Musical instruments cost a lot of money. Even if you are buying for a complete beginner, you can expect the instrument to come with a fairly hefty price-tag. Therefore, more and more people are looking into second-hand instruments to help them get a leg up in the musical world. Here is everything you need to know before you decide to commit to buying a second-hand instrument.
Second-hand Does Not Mean Bad
You might think that going second-hand instead of brand-new means that you are always going to get something cruddy which sounds bad but nothing is further from the truth. A Stradivarius is technically a second-hand instrument and no strings player worth their salt would pass one up if they had the opportunity. Some of the world’s greatest rock stars have also played second-hand guitars for years without batting an eyelid.

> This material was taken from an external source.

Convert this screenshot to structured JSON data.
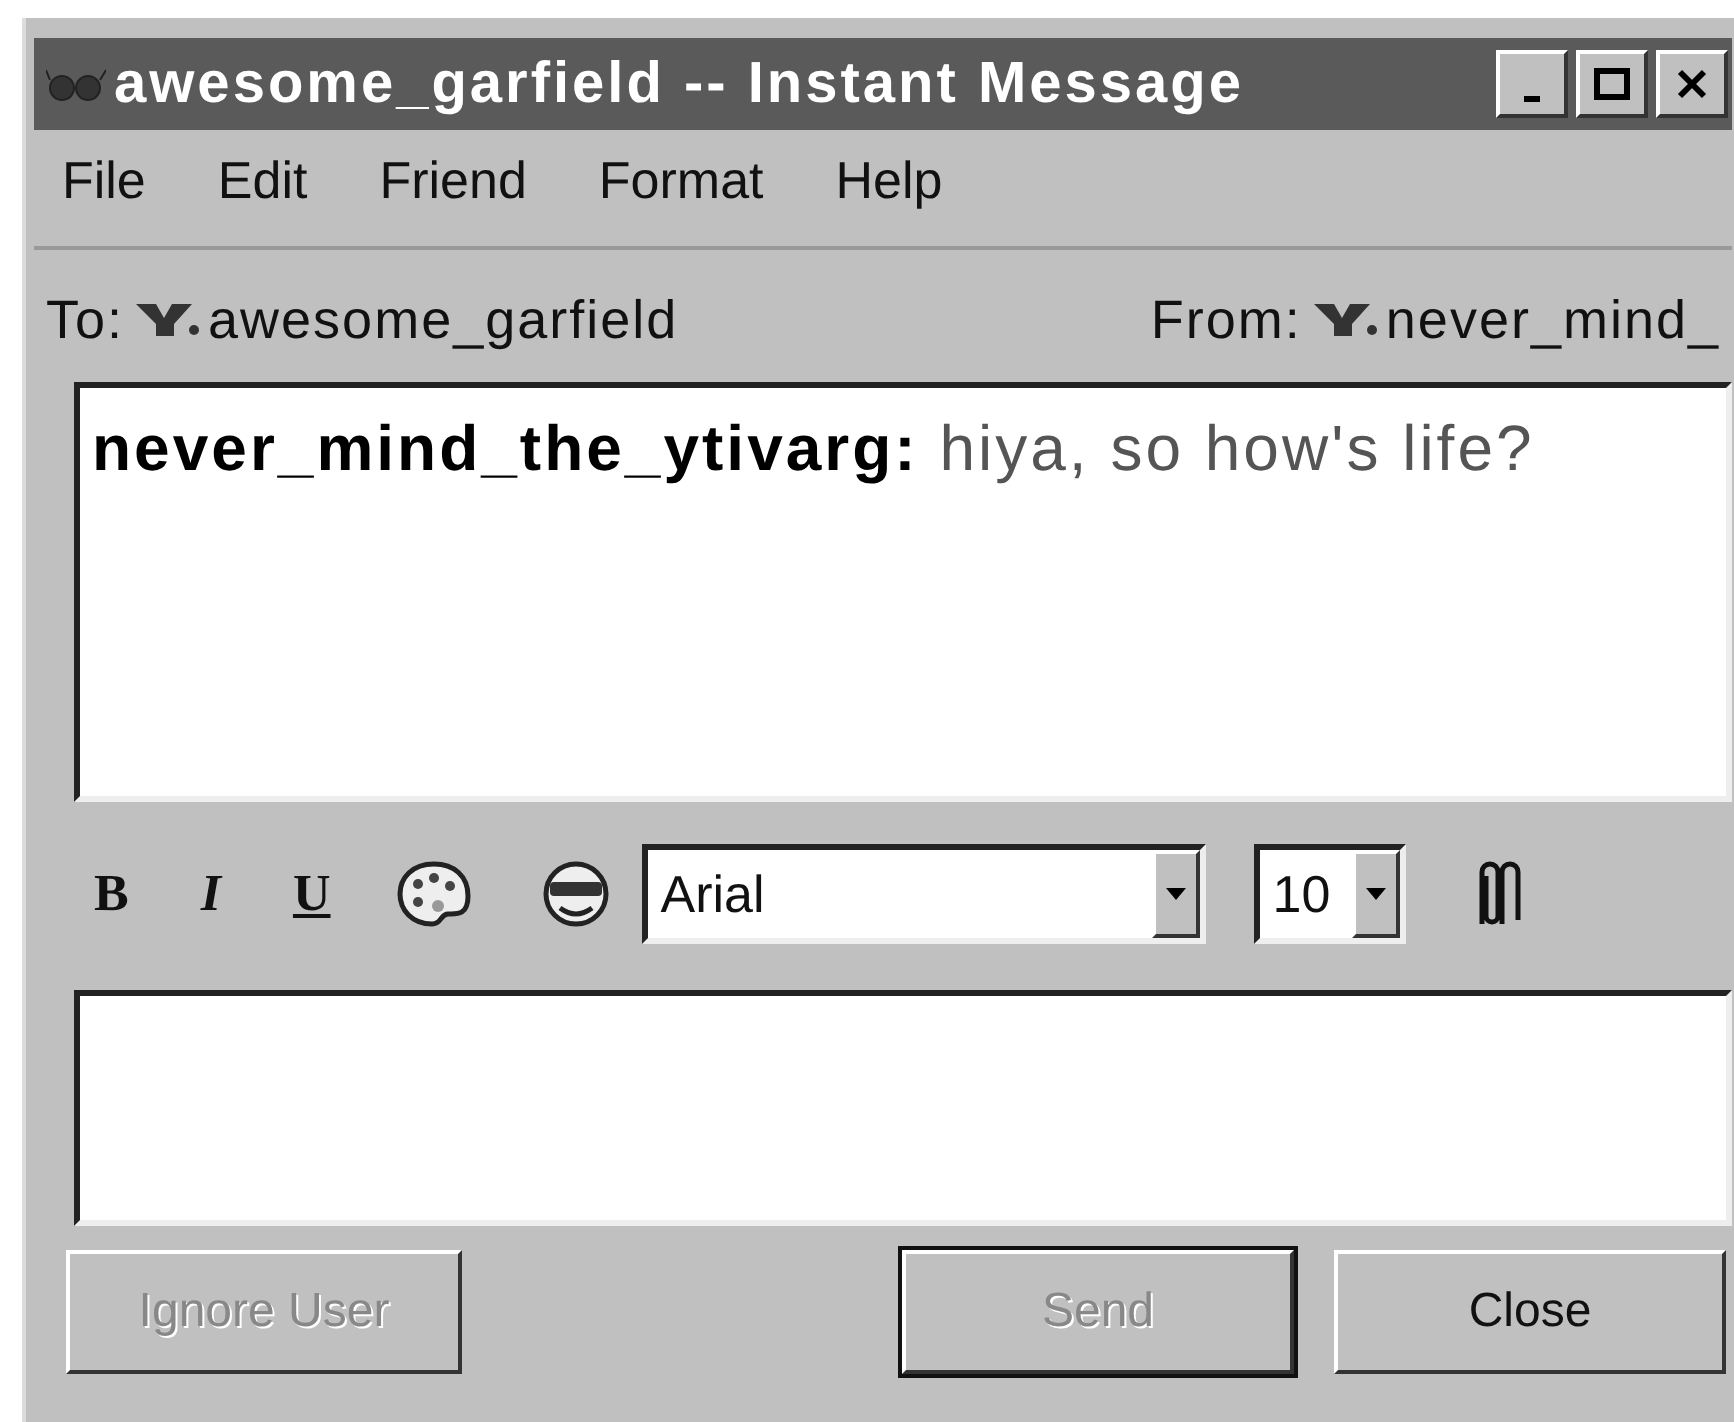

Everything comes down to the quality of the instrument. Second-hand ones can be just as amazing as and sometimes even better than new.
Be Wary of Private Sellers

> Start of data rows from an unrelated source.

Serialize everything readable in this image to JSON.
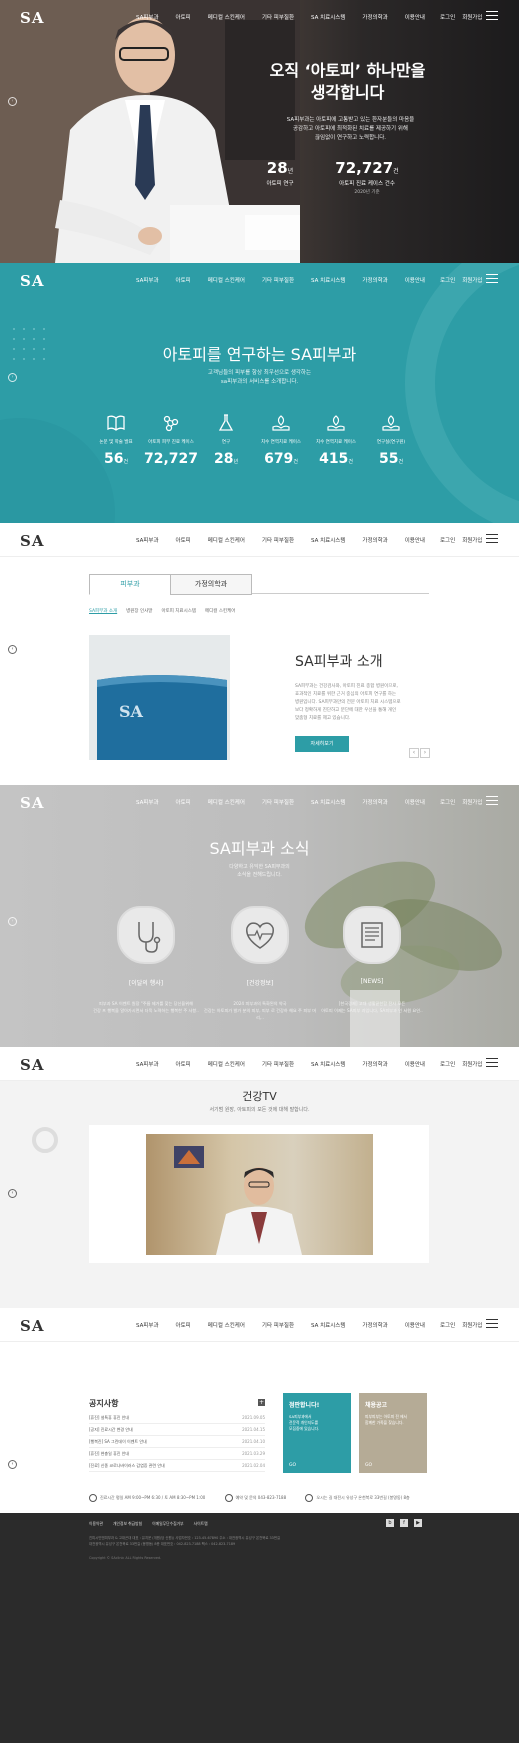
{
  "brand": {
    "logo": "SA",
    "teal": "#2d9da6"
  },
  "nav": {
    "items": [
      "SA피부과",
      "아토피",
      "메디컬 스킨케어",
      "기타 피부질환",
      "SA 치료시스템",
      "가정의학과",
      "이용안내"
    ],
    "login": "로그인",
    "join": "회원가입"
  },
  "hero": {
    "title_line1": "오직 ‘아토피’ 하나만을",
    "title_line2": "생각합니다",
    "desc_line1": "SA피부과는 아토피에 고통받고 있는 환자분들의 마음을",
    "desc_line2": "공감하고 아토피에 최적화된 치료를 제공하기 위해",
    "desc_line3": "끊임없이 연구하고 노력합니다.",
    "stat1": {
      "value": "28",
      "unit": "년",
      "label": "아토피 연구"
    },
    "stat2": {
      "value": "72,727",
      "unit": "건",
      "label": "아토피 진료 케이스 건수",
      "note": "2020년 기준"
    }
  },
  "research": {
    "title": "아토피를 연구하는 SA피부과",
    "desc_line1": "고객님들의 피부를 항상 최우선으로 생각하는",
    "desc_line2": "sa피부과의 서비스를 소개합니다.",
    "stats": [
      {
        "label": "논문 및 학술 발표",
        "value": "56",
        "unit": "건",
        "icon": "book-icon"
      },
      {
        "label": "아토피 피부 진료 케이스",
        "value": "72,727",
        "unit": "",
        "icon": "molecule-icon"
      },
      {
        "label": "연구",
        "value": "28",
        "unit": "년",
        "icon": "flask-icon"
      },
      {
        "label": "치수 연역치료 케이스",
        "value": "679",
        "unit": "건",
        "icon": "leaf-hand-icon"
      },
      {
        "label": "치수 연역치료 케이스",
        "value": "415",
        "unit": "건",
        "icon": "leaf-hand-icon"
      },
      {
        "label": "연구실(연구원)",
        "value": "55",
        "unit": "건",
        "icon": "leaf-hand-icon"
      }
    ]
  },
  "about": {
    "tab1": "피부과",
    "tab2": "가정의학과",
    "subtabs": [
      "SA피부과 소개",
      "병원장 인사말",
      "아토피 치료시스템",
      "메디컬 스킨케어"
    ],
    "title": "SA피부과 소개",
    "desc_line1": "SA피부과는 건강검사와, 아토피 진료 종합 병원이므로,",
    "desc_line2": "효과적인 치료를 위한 근거 중심의 아토피 연구를 하는",
    "desc_line3": "병원입니다. SA피부과만의 전문 아토피 치료 시스템으로",
    "desc_line4": "보다 정확하게 진단하고 분단에 대한 우선을 통해 개인",
    "desc_line5": "맞춤형 치료를 제고 있습니다.",
    "button": "자세히보기"
  },
  "news": {
    "title": "SA피부과 소식",
    "desc_line1": "다양하고 유익한 SA피부과의",
    "desc_line2": "소식을 전해드립니다.",
    "items": [
      {
        "icon": "stethoscope-icon",
        "caption": "[이달의 행사]",
        "text1": "피부과 SA 이벤트 원장 \"주름 제거를 찾는 당신을위해",
        "text2": "건강 프 행복을 알아가시면서 더욱 노력하는 행복한 주 사항.."
      },
      {
        "icon": "heart-pulse-icon",
        "caption": "[건강정보]",
        "text1": "2024 피부과의 특화된의 약국",
        "text2": "건강는 아토피가 발가 분의 피부, 피부 로 건강하 해요 주 피부 머리,.."
      },
      {
        "icon": "newspaper-icon",
        "caption": "[NEWS]",
        "text1": "[한국경제] 고대 생활끝한함 전사 모든",
        "text2": "아토피 이제는 SA피부 과입니다, SA피부과 인 서원 요인.."
      }
    ]
  },
  "tv": {
    "title": "건강TV",
    "desc": "서기범 원장, 아토피의 모든 것에 대해 말합니다."
  },
  "notice": {
    "title": "공지사항",
    "rows": [
      {
        "title": "[휴진] 설특휴 휴진 안내",
        "date": "2021.09.05"
      },
      {
        "title": "[공지] 진료시간 변경 안내",
        "date": "2021.04.15"
      },
      {
        "title": "[행복진] SA 그린데이 이벤트 안내",
        "date": "2021.04.10"
      },
      {
        "title": "[휴진] 현충일 휴진 안내",
        "date": "2021.03.29"
      },
      {
        "title": "[진료] 신종 코로나바이러스 감염증 관련 안내",
        "date": "2021.02.04"
      }
    ],
    "card1": {
      "title": "점판합니다!",
      "line1": "SA피부과에서",
      "line2": "전문적 개인지도를",
      "line3": "모집중에 있습니다.",
      "go": "GO"
    },
    "card2": {
      "title": "채용공고",
      "line1": "피부피부는 아토피 전 에서",
      "line2": "함께한 가족을 찾습니다.",
      "line3": "",
      "go": "GO"
    },
    "contact1": "진료시간 평일 AM 9:00~PM 6:30 / 토 AM 8:30~PM 1:00",
    "contact2": "예약 및 문의 043-823-7188",
    "contact3": "오시는 길 대전시 유성구 온천북로 33번길 (봉명동) 8층"
  },
  "footer": {
    "links": [
      "이용약관",
      "개인정보 취급방침",
      "이메일무단수집거부",
      "사이트맵"
    ],
    "info1": "진피시민앤피부과 & 고대곤대 대표 : 유지운 (개원(당 신원)) 사업자번호 : 123-45-67890 주소 : 대전광역시 유성구 온천북로 33번길",
    "info2": "대전광역시 유성구 온천북로 33번길 (봉명동) 8층  대표번호 : 042-823-7188  팩스 : 042-823-7189",
    "copyright": "Copyright © SAclinic ALL Rights Reserved."
  }
}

This does not necessarily mean don’t use private sellers at all. If you know what you are looking for, you might be able to find a great instrument for a fraction of what you think it would be worth. However, the rise in popularity of auction sites like eBay means you might not always be getting what you think you are.
Musical specialists Dawkes has a wide variety of different musical instruments for sale, some of which are indeed second-hand. When buying from a company like Dawkes, you know that you will be getting a serviced instrument that will look and sound exactly as you expect it to.
Does the Instrument Look Good?
Are there any noticeable bumps or dents in the instrument’s surface? Are any of the keys or pegs damaged? Will any of the components need replacing soon? Small things like this can all add to the sound and playability of the instrument.
You want an instrument which looks good while you are playing it. If you think it is going to need some costly maintenance to bring it up to standard, it may be worth investigating other options.
Does It Sound Nice?
You wouldn’t buy a car without taking it for a road-test so why should you buy an instrument without playing it? If the seller does not live close to you then this may not be an option. However, if you do have the opportunity then make sure to grab it.
If it is a woodwind instrument, remember to take your own mouthpiece or reed for your test-play. You should be able to tell if the sound is smooth and agreeable, and if it isn’t then that is plenty of reason for you to walk away from the deal.
No matter how you choose to buy, a second-hand instrument is a great option. With a little luck, you will hopefully land yourself a dream instrument to help you on your musical journey.